Go anywhere... just not quickly
When Hummer's PR folks invited us to come drive the 2009 Hummer H3T crew cab midsize pickup truck, they didn't take us to a track to show off the four-wheel drive crew cab's power, which is good because its competitors have better power to weight ratios. They didn't take us out to a farm to show off the four-door pickups utility, also smart because at $5,000 more than the competition, the H3T is a bit pricy to be just a work truck. They didn't send us threading our way through the urban jungle to show off the new Hummer pickup's refinement or economy, which would be laughable because it is neither economical nor refined. Instead they took us into the Sierras and turned us loose on a tight, twisty, rock-strewn off-road trail to showcase the H3T's whole reason for existence: The ability to haul people and cargo anywhere.
The Hummer press wranglers constantly referred to the H3T as a niche vehicle, catering to a lifestyle of adventure, making the H3T Adventure a niche within a niche. If go anywhere capability has a higher priority for midsize pickup buyers than more responsive acceleration, and that capability is worth the additional $5,000, then the H3T is the only choice.
Nobody is surprised to find that using a 3.7-liter, five-cylinder engine to lug around 4,934 pounds of vehicle results in anemic highway performance. But winding the motor up through each of the five manual gears does get the vehicle up to maintainable highway speed provided there are no hills in your future. Still, Hummer claims the manual H3T with the inline-5 engine will get to 60 mph quicker than the 2008 Wrangler Unlimited Rubicon, so enthusiasts shopping for go-anywhere capability will have to find other reasons not to pick the H3T Adventure. If manual transmissions are not your thing, there is a four-speed automatic available as well.
Hummer refers to the H3T line as a niche market vehicle since no other mid-size truck offers the same trail abilities right out of the box. With the inline-5 and manual transmission combination only accounting for an anticipated two percent of sales, that makes this drivetrain combo the niche of the niche.
The reason for offering such a low volume vehicle is to appease the enthusiast market. The manual five-speed gear box offers a 69:1 crawl ratio providing tractoresque performance. On the trail, we were able to let the clutch out and forget about it as the H3T climbed over every obstacle in its path, stalling only twice.
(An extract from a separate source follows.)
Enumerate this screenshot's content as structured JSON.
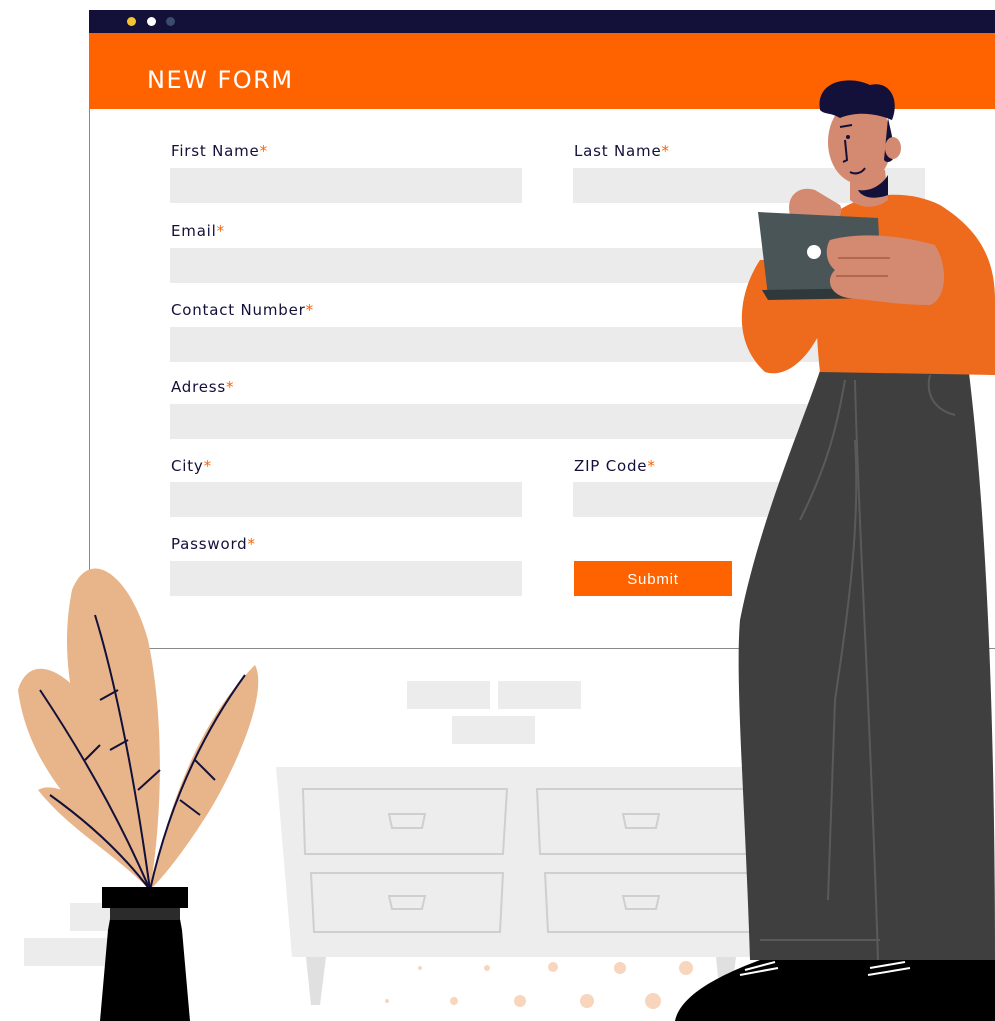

In an era where trucks are made to offer drivers a more car-like experience, from the way they handle and feel to the creature comforts included in their long lists of options, the act of driving the H3T Adventure still feels like a truck. The seating is upright, gearing is low and the manual tranny has to be wound out to get it to speed just like an early pick up with granny low. But these weren't bench seats we were sitting on and they were comfortable enough to hold up over a long haul.
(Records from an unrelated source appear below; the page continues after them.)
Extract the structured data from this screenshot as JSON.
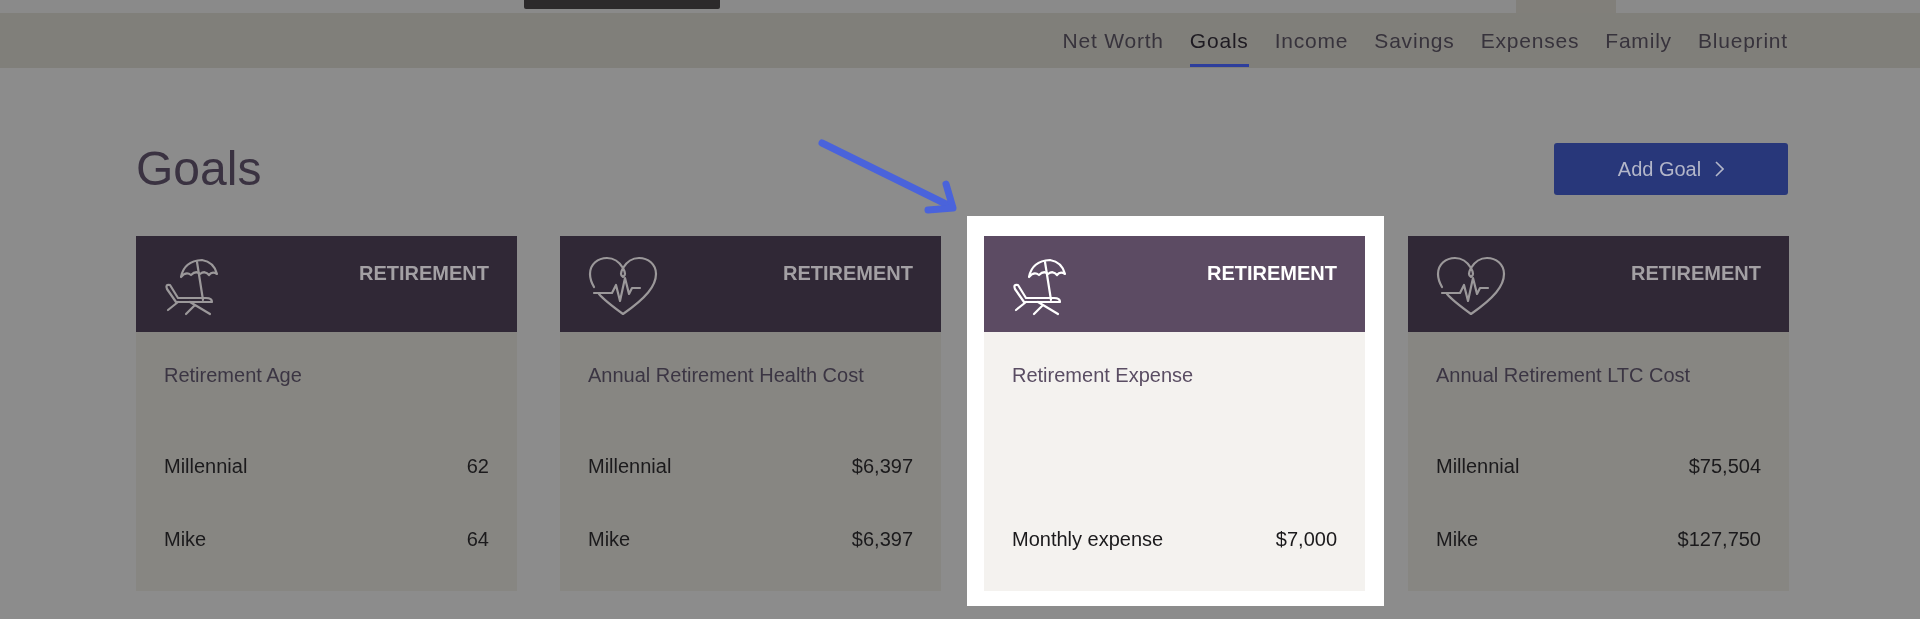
{
  "nav": {
    "tabs": [
      {
        "label": "Net Worth",
        "selected": false
      },
      {
        "label": "Goals",
        "selected": true
      },
      {
        "label": "Income",
        "selected": false
      },
      {
        "label": "Savings",
        "selected": false
      },
      {
        "label": "Expenses",
        "selected": false
      },
      {
        "label": "Family",
        "selected": false
      },
      {
        "label": "Blueprint",
        "selected": false
      }
    ]
  },
  "page": {
    "title": "Goals",
    "add_button": {
      "label": "Add Goal"
    }
  },
  "goal_cards": [
    {
      "category": "RETIREMENT",
      "kind": "beach",
      "title": "Retirement Age",
      "highlighted": false,
      "rows": [
        {
          "label": "Millennial",
          "value": "62"
        },
        {
          "label": "Mike",
          "value": "64"
        }
      ]
    },
    {
      "category": "RETIREMENT",
      "kind": "health",
      "title": "Annual Retirement Health Cost",
      "highlighted": false,
      "rows": [
        {
          "label": "Millennial",
          "value": "$6,397"
        },
        {
          "label": "Mike",
          "value": "$6,397"
        }
      ]
    },
    {
      "category": "RETIREMENT",
      "kind": "beach",
      "title": "Retirement Expense",
      "highlighted": true,
      "rows": [
        {
          "label": "Monthly expense",
          "value": "$7,000"
        }
      ]
    },
    {
      "category": "RETIREMENT",
      "kind": "health",
      "title": "Annual Retirement LTC Cost",
      "highlighted": false,
      "rows": [
        {
          "label": "Millennial",
          "value": "$75,504"
        },
        {
          "label": "Mike",
          "value": "$127,750"
        }
      ]
    }
  ]
}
The H3T is big for a midsize truck, but don't let the size fool you, it is still very maneuverable through tight situations as we found out on our trail ride. Steering is not noteworthy other than it avoids being as ponderous as so many midsize trucks and SUVs tend to do. In the H3T, it simply exists and does what it is meant to do. The longer wheelbase of the H3T gives it a decided advantage over the H3 SUV, by distributing imperfections in the road over a longer area to reduce rocking and bucking. Hummer claims the suspension and shocks are specifically tuned to the H3T and we could find nothing to argue the contrary. The ride was smoother than any mid-size four-wheel drive pickup in recent memory and the truck handled corners well.
Where the longer back end does come into play is while the H3T is in reverse. There is no backup camera for manual transmission models and anything directly behind the vehicle and lower than the top of the tailgate will soon be reduced to scrap if you are unaware of its presence.
The same suspension that worked so well on the road to maintain our comfort did equally well on the trail, absorbing boulders and dipping into holes without getting tippy and tempting gravity to see how well Victory Red paint holds up against pedal car-sized boulders. Watching the droop and compression of the compliant suspension, it seems there should be more body roll on the highway, but Hummer seems to have found an ideal balance between off-road performance and on-road comfort.
Our tester came in the H3T Adventure trim which meant LT285/75R16 (33-inch) on-/off-road Bridgestone radials differentiated it externally from a base H3T. And the lack of an Alpha Badge is what distinguishes it from H3T Alphas equipped with simlar Adventure gear.
The inside is a different story. The H3T Adventure only comes with cloth seats, but they are hardly a penalty as they are good enough that for the first time they can be ordered in Alpha models. The fabric feels durable and the seating is comfortable and semi-supportive even when bouncing over rocks. However, the seats are only manually adjustable and do not have a heating option.
The center and door armrests as well as the door insets are padded, but most other areas are made up of nicely texture, low gloss plastic. A little extra padding on the door sill would make it more comfortable to poke your head out when watching for trail obstacles.